(Task brief):
Copy each line below in which the string "فهرست" appears.

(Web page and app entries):
BEGIN

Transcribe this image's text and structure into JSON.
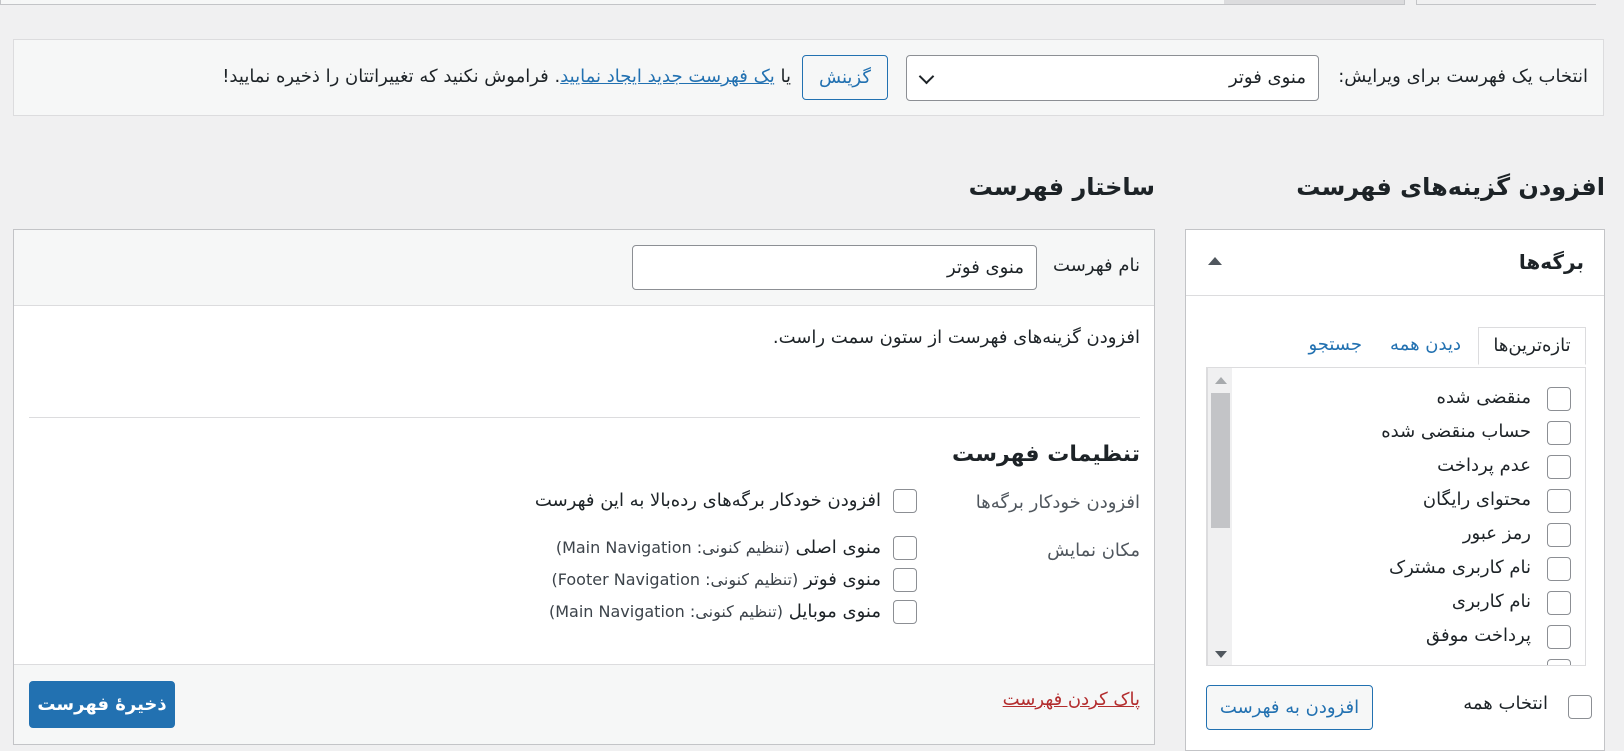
{
  "manage": {
    "label": "انتخاب یک فهرست برای ویرایش:",
    "selected_menu": "منوی فوتر",
    "choose_button": "گزینش",
    "or_text": "یا",
    "create_link": "یک فهرست جدید ایجاد نمایید",
    "reminder": ". فراموش نکنید که تغییراتتان را ذخیره نمایید!"
  },
  "headings": {
    "add_items": "افزودن گزینه‌های فهرست",
    "structure": "ساختار فهرست"
  },
  "pages_box": {
    "title": "برگه‌ها",
    "tabs": [
      "تازه‌ترین‌ها",
      "دیدن همه",
      "جستجو"
    ],
    "items": [
      "منقضی شده",
      "حساب منقضی شده",
      "عدم پرداخت",
      "محتوای رایگان",
      "رمز عبور",
      "نام کاربری مشترک",
      "نام کاربری",
      "پرداخت موفق"
    ],
    "select_all": "انتخاب همه",
    "add_button": "افزودن به فهرست"
  },
  "structure": {
    "name_label": "نام فهرست",
    "name_value": "منوی فوتر",
    "instructions": "افزودن گزینه‌های فهرست از ستون سمت راست.",
    "settings_heading": "تنظیمات فهرست",
    "auto_add_label": "افزودن خودکار برگه‌ها",
    "auto_add_option": "افزودن خودکار برگه‌های رده‌بالا به این فهرست",
    "location_label": "مکان نمایش",
    "locations": [
      {
        "name": "منوی اصلی",
        "current": "(تنظیم کنونی: Main Navigation)"
      },
      {
        "name": "منوی فوتر",
        "current": "(تنظیم کنونی: Footer Navigation)"
      },
      {
        "name": "منوی موبایل",
        "current": "(تنظیم کنونی: Main Navigation)"
      }
    ],
    "delete_link": "پاک کردن فهرست",
    "save_button": "ذخیرهٔ فهرست"
  }
}
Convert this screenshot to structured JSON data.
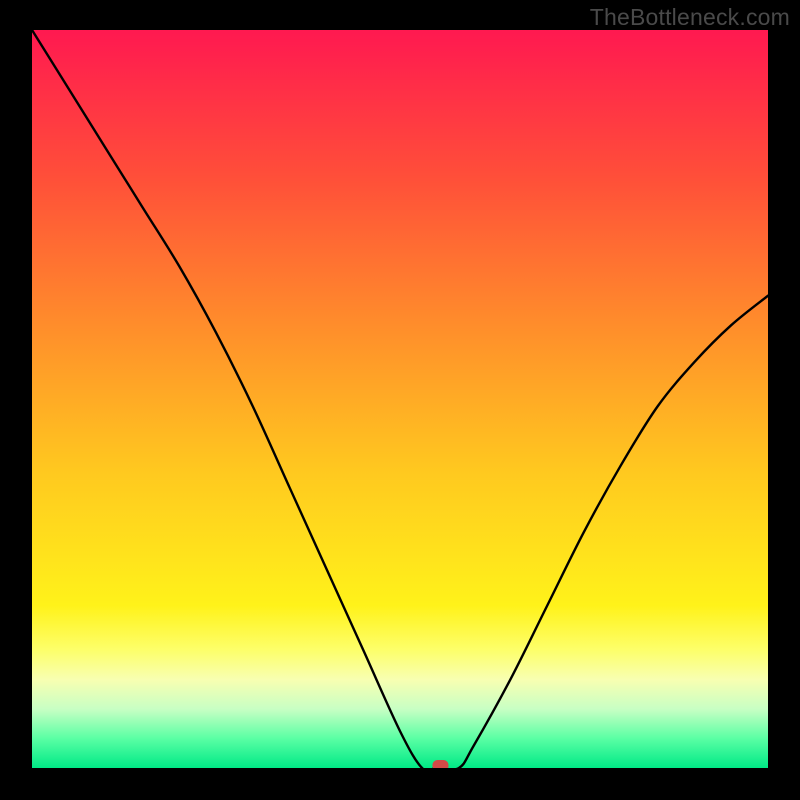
{
  "watermark": "TheBottleneck.com",
  "chart_data": {
    "type": "line",
    "title": "",
    "xlabel": "",
    "ylabel": "",
    "xlim": [
      0,
      100
    ],
    "ylim": [
      0,
      100
    ],
    "x": [
      0,
      5,
      10,
      15,
      20,
      25,
      30,
      35,
      40,
      45,
      50,
      53,
      55,
      58,
      60,
      65,
      70,
      75,
      80,
      85,
      90,
      95,
      100
    ],
    "values": [
      100,
      92,
      84,
      76,
      68,
      59,
      49,
      38,
      27,
      16,
      5,
      0,
      0,
      0,
      3,
      12,
      22,
      32,
      41,
      49,
      55,
      60,
      64
    ],
    "minimum_marker": {
      "x": 55.5,
      "y": 0
    },
    "background_gradient": {
      "stops": [
        {
          "offset": 0.0,
          "color": "#ff1950"
        },
        {
          "offset": 0.2,
          "color": "#ff4f39"
        },
        {
          "offset": 0.4,
          "color": "#ff8d2b"
        },
        {
          "offset": 0.6,
          "color": "#ffc91f"
        },
        {
          "offset": 0.78,
          "color": "#fff21a"
        },
        {
          "offset": 0.84,
          "color": "#fdff6a"
        },
        {
          "offset": 0.88,
          "color": "#f8ffb1"
        },
        {
          "offset": 0.92,
          "color": "#c8ffc4"
        },
        {
          "offset": 0.96,
          "color": "#5affa4"
        },
        {
          "offset": 1.0,
          "color": "#00e986"
        }
      ]
    }
  }
}
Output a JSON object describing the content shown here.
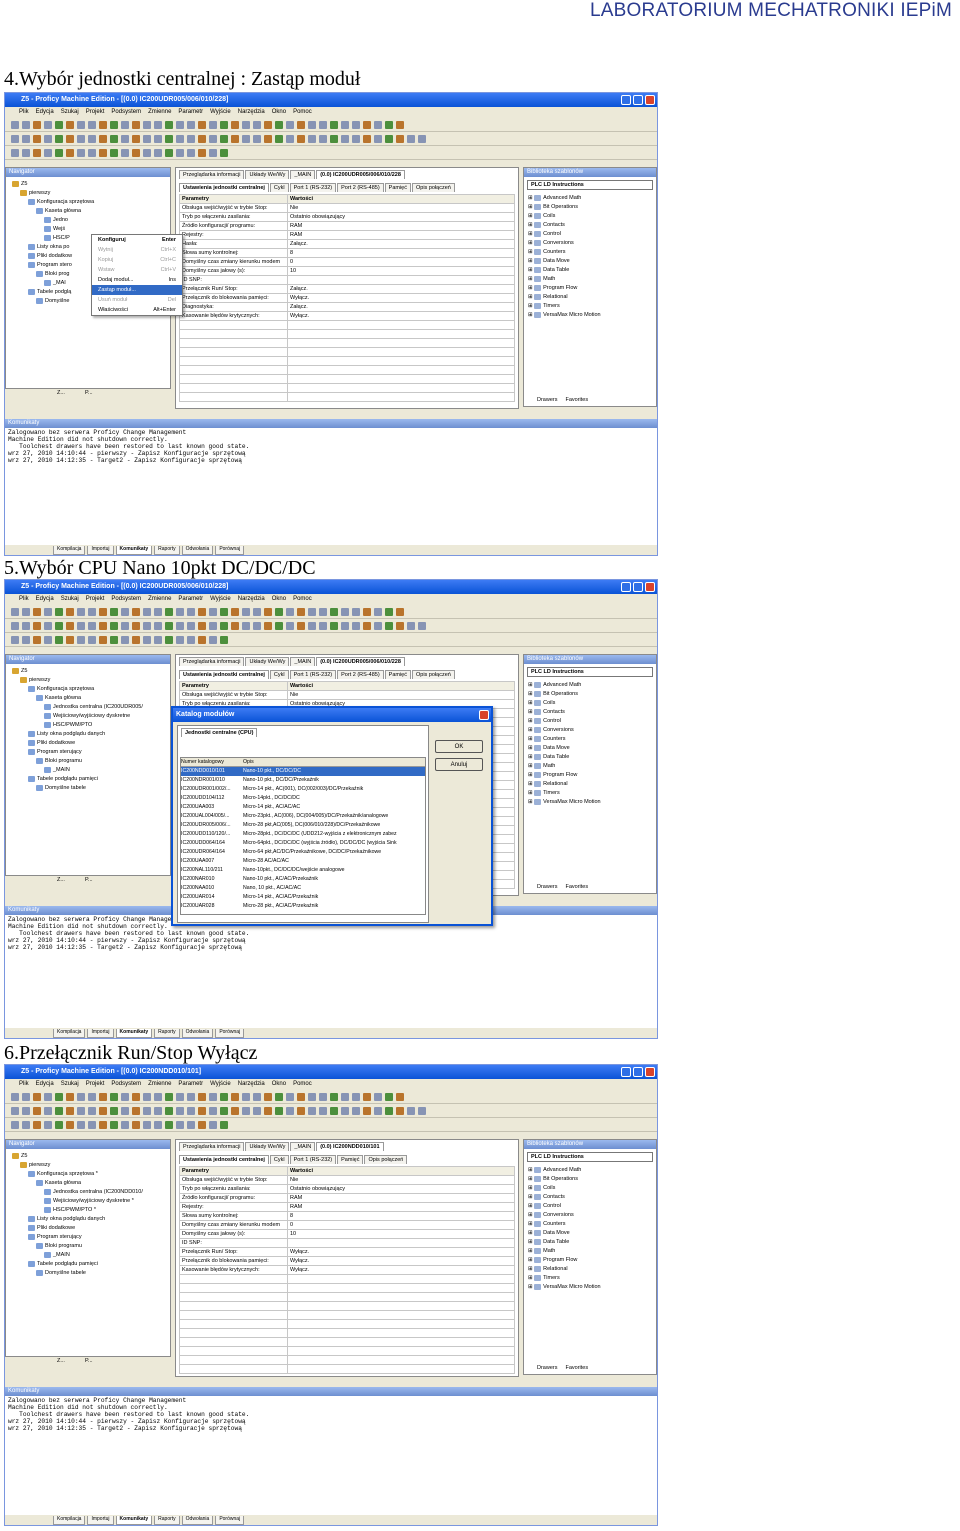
{
  "header": "LABORATORIUM MECHATRONIKI IEPiM",
  "sections": [
    {
      "caption": "4.Wybór jednostki centralnej : Zastąp moduł",
      "title": "Z5 - Proficy Machine Edition - [(0.0) IC200UDR005/006/010/228]",
      "tab": "(0.0) IC200UDR005/006/010/228"
    },
    {
      "caption": "5.Wybór CPU Nano 10pkt DC/DC/DC",
      "title": "Z5 - Proficy Machine Edition - [(0.0) IC200UDR005/006/010/228]",
      "tab": "(0.0) IC200UDR005/006/010/228"
    },
    {
      "caption": "6.Przełącznik Run/Stop Wyłącz",
      "title": "Z5 - Proficy Machine Edition - [(0.0) IC200NDD010/101]",
      "tab": "(0.0) IC200NDD010/101"
    }
  ],
  "menu": [
    "Plik",
    "Edycja",
    "Szukaj",
    "Projekt",
    "Podsystem",
    "Zmienne",
    "Parametr",
    "Wyjście",
    "Narzędzia",
    "Okno",
    "Pomoc"
  ],
  "navigator": {
    "title": "Navigator",
    "tree1": [
      "Z5",
      "pierwszy",
      "Konfiguracja sprzętowa",
      "Kaseta główna",
      "Jedno",
      "Wejś",
      "HSC/P",
      "Listy okna po",
      "Pliki dodatkow",
      "Program stero",
      "Bloki prog",
      "_MAI",
      "Tabele podglą",
      "Domyślne"
    ],
    "tree2": [
      "Z5",
      "pierwszy",
      "Konfiguracja sprzętowa",
      "Kaseta główna",
      "Jednostka centralna (IC200UDR005/",
      "Wejściowy/wyjściowy dyskretne",
      "HSC/PWM/PTO",
      "Listy okna podglądu danych",
      "Pliki dodatkowe",
      "Program sterujący",
      "Bloki programu",
      "_MAIN",
      "Tabele podglądu pamięci",
      "Domyślne tabele"
    ],
    "tree3": [
      "Z5",
      "pierwszy",
      "Konfiguracja sprzętowa *",
      "Kaseta główna",
      "Jednostka centralna (IC200NDD010/",
      "Wejściowy/wyjściowy dyskretne *",
      "HSC/PWM/PTO *",
      "Listy okna podglądu danych",
      "Pliki dodatkowe",
      "Program sterujący",
      "Bloki programu",
      "_MAIN",
      "Tabele podglądu pamięci",
      "Domyślne tabele"
    ]
  },
  "docTabs": [
    "Przeglądarka informacji",
    "Układy We/Wy",
    "_MAIN"
  ],
  "subTabs": [
    "Ustawienia jednostki centralnej",
    "Cykl",
    "Port 1 (RS-232)",
    "Port 2 (RS-485)",
    "Pamięć",
    "Opis połączeń"
  ],
  "subTabs3": [
    "Ustawienia jednostki centralnej",
    "Cykl",
    "Port 1 (RS-232)",
    "Pamięć",
    "Opis połączeń"
  ],
  "params": {
    "head": [
      "Parametry",
      "Wartości"
    ],
    "rows": [
      [
        "Obsługa wejść/wyjść w trybie Stop:",
        "Nie"
      ],
      [
        "Tryb po włączeniu zasilania:",
        "Ostatnio obowiązujący"
      ],
      [
        "Źródło konfiguracji/ programu:",
        "RAM"
      ],
      [
        "Rejestry:",
        "RAM"
      ],
      [
        "Hasła:",
        "Załącz."
      ],
      [
        "Słowa sumy kontrolnej:",
        "8"
      ],
      [
        "Domyślny czas zmiany kierunku modem",
        "0"
      ],
      [
        "Domyślny czas jałowy (s):",
        "10"
      ],
      [
        "ID SNP:",
        ""
      ],
      [
        "Przełącznik Run/ Stop:",
        "Załącz."
      ],
      [
        "Przełącznik do blokowania pamięci:",
        "Wyłącz."
      ],
      [
        "Diagnostyka:",
        "Załącz."
      ],
      [
        "Kasowanie błędów krytycznych:",
        "Wyłącz."
      ]
    ],
    "rows3": [
      [
        "Obsługa wejść/wyjść w trybie Stop:",
        "Nie"
      ],
      [
        "Tryb po włączeniu zasilania:",
        "Ostatnio obowiązujący"
      ],
      [
        "Źródło konfiguracji/ programu:",
        "RAM"
      ],
      [
        "Rejestry:",
        "RAM"
      ],
      [
        "Słowa sumy kontrolnej:",
        "8"
      ],
      [
        "Domyślny czas zmiany kierunku modem",
        "0"
      ],
      [
        "Domyślny czas jałowy (s):",
        "10"
      ],
      [
        "ID SNP:",
        ""
      ],
      [
        "Przełącznik Run/ Stop:",
        "Wyłącz."
      ],
      [
        "Przełącznik do blokowania pamięci:",
        "Wyłącz."
      ],
      [
        "Kasowanie błędów krytycznych:",
        "Wyłącz."
      ]
    ]
  },
  "library": {
    "title": "Biblioteka szablonów",
    "combo": "PLC LD Instructions",
    "items": [
      "Advanced Math",
      "Bit Operations",
      "Coils",
      "Contacts",
      "Control",
      "Conversions",
      "Counters",
      "Data Move",
      "Data Table",
      "Math",
      "Program Flow",
      "Relational",
      "Timers",
      "VersaMax Micro Motion"
    ],
    "tabs": [
      "Drawers",
      "Favorites"
    ]
  },
  "navTabs": [
    "Z...",
    "P..."
  ],
  "messages": {
    "title": "Komunikaty",
    "lines": [
      "Zalogowano bez serwera Proficy Change Management",
      "Machine Edition did not shutdown correctly.",
      "   Toolchest drawers have been restored to last known good state.",
      "wrz 27, 2010 14:10:44 - pierwszy - Zapisz Konfiguracje sprzętową",
      "wrz 27, 2010 14:12:35 - Target2 - Zapisz Konfiguracje sprzętową"
    ]
  },
  "bottomTabs": [
    "Kompilacja",
    "Importuj",
    "Komunikaty",
    "Raporty",
    "Odwołania",
    "Porównaj"
  ],
  "contextMenu": [
    [
      "Konfiguruj",
      "Enter"
    ],
    [
      "Wytnij",
      "Ctrl+X"
    ],
    [
      "Kopiuj",
      "Ctrl+C"
    ],
    [
      "Wstaw",
      "Ctrl+V"
    ],
    [
      "Dodaj moduł...",
      "Ins"
    ],
    [
      "Zastąp moduł...",
      ""
    ],
    [
      "Usuń moduł",
      "Del"
    ],
    [
      "Właściwości",
      "Alt+Enter"
    ]
  ],
  "catalog": {
    "title": "Katalog modułów",
    "tab": "Jednostki centralne (CPU)",
    "cols": [
      "Numer katalogowy",
      "Opis"
    ],
    "ok": "OK",
    "cancel": "Anuluj",
    "rows": [
      [
        "IC200NDD010/101",
        "Nano-10 pkt., DC/DC/DC"
      ],
      [
        "IC200NDR001/010",
        "Nano-10 pkt., DC/DC/Przekaźnik"
      ],
      [
        "IC200UDR001/002/...",
        "Micro-14 pkt., AC(001), DC(002/003)/DC/Przekaźnik"
      ],
      [
        "IC200UDD104/112",
        "Micro-14pkt., DC/DC/DC"
      ],
      [
        "IC200UAA003",
        "Micro-14 pkt., AC/AC/AC"
      ],
      [
        "IC200UAL004/005/...",
        "Micro-23pkt., AC(006), DC(004/005)/DC/Przekaźnik/analogowe"
      ],
      [
        "IC200UDR005/006/...",
        "Micro-28 pkt,AC(005), DC(006/010/228)/DC/Przekaźnikowe"
      ],
      [
        "IC200UDD110/120/...",
        "Micro-28pkt., DC/DC/DC (UDD212-wyjścia z elektronicznym zabez"
      ],
      [
        "IC200UDD064/164",
        "Micro-64pkt., DC/DC/DC (wyjścia źródło), DC/DC/DC (wyjścia Sink"
      ],
      [
        "IC200UDR064/164",
        "Micro-64 pkt,AC/DC/Przekaźnikowe, DC/DC/Przekaźnikowe"
      ],
      [
        "IC200UAA007",
        "Micro-28 AC/AC/AC"
      ],
      [
        "IC200NAL110/211",
        "Nano-10pkt., DC/DC/DC/wejście analogowe"
      ],
      [
        "IC200NAR010",
        "Nano-10 pkt., AC/AC/Przekaźnik"
      ],
      [
        "IC200NAA010",
        "Nano, 10 pkt., AC/AC/AC"
      ],
      [
        "IC200UAR014",
        "Micro-14 pkt., AC/AC/Przekaźnik"
      ],
      [
        "IC200UAR028",
        "Micro-28 pkt., AC/AC/Przekaźnik"
      ]
    ]
  },
  "colors": {
    "title": "#0a53d6",
    "selection": "#316ac5",
    "header": "#2a3b8f"
  }
}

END

(Response area):
    "label": "انتخاب یک فهرست برای ویرایش:",
    "create_link": "یک فهرست جدید ایجاد نمایید",
    "add_items": "افزودن گزینه‌های فهرست",
    "structure": "ساختار فهرست"
    "add_button": "افزودن به فهرست"
    "name_label": "نام فهرست",
    "instructions": "افزودن گزینه‌های فهرست از ستون سمت راست.",
    "settings_heading": "تنظیمات فهرست",
    "auto_add_option": "افزودن خودکار برگه‌های رده‌بالا به این فهرست",
    "delete_link": "پاک کردن فهرست",
    "save_button": "ذخیرهٔ فهرست"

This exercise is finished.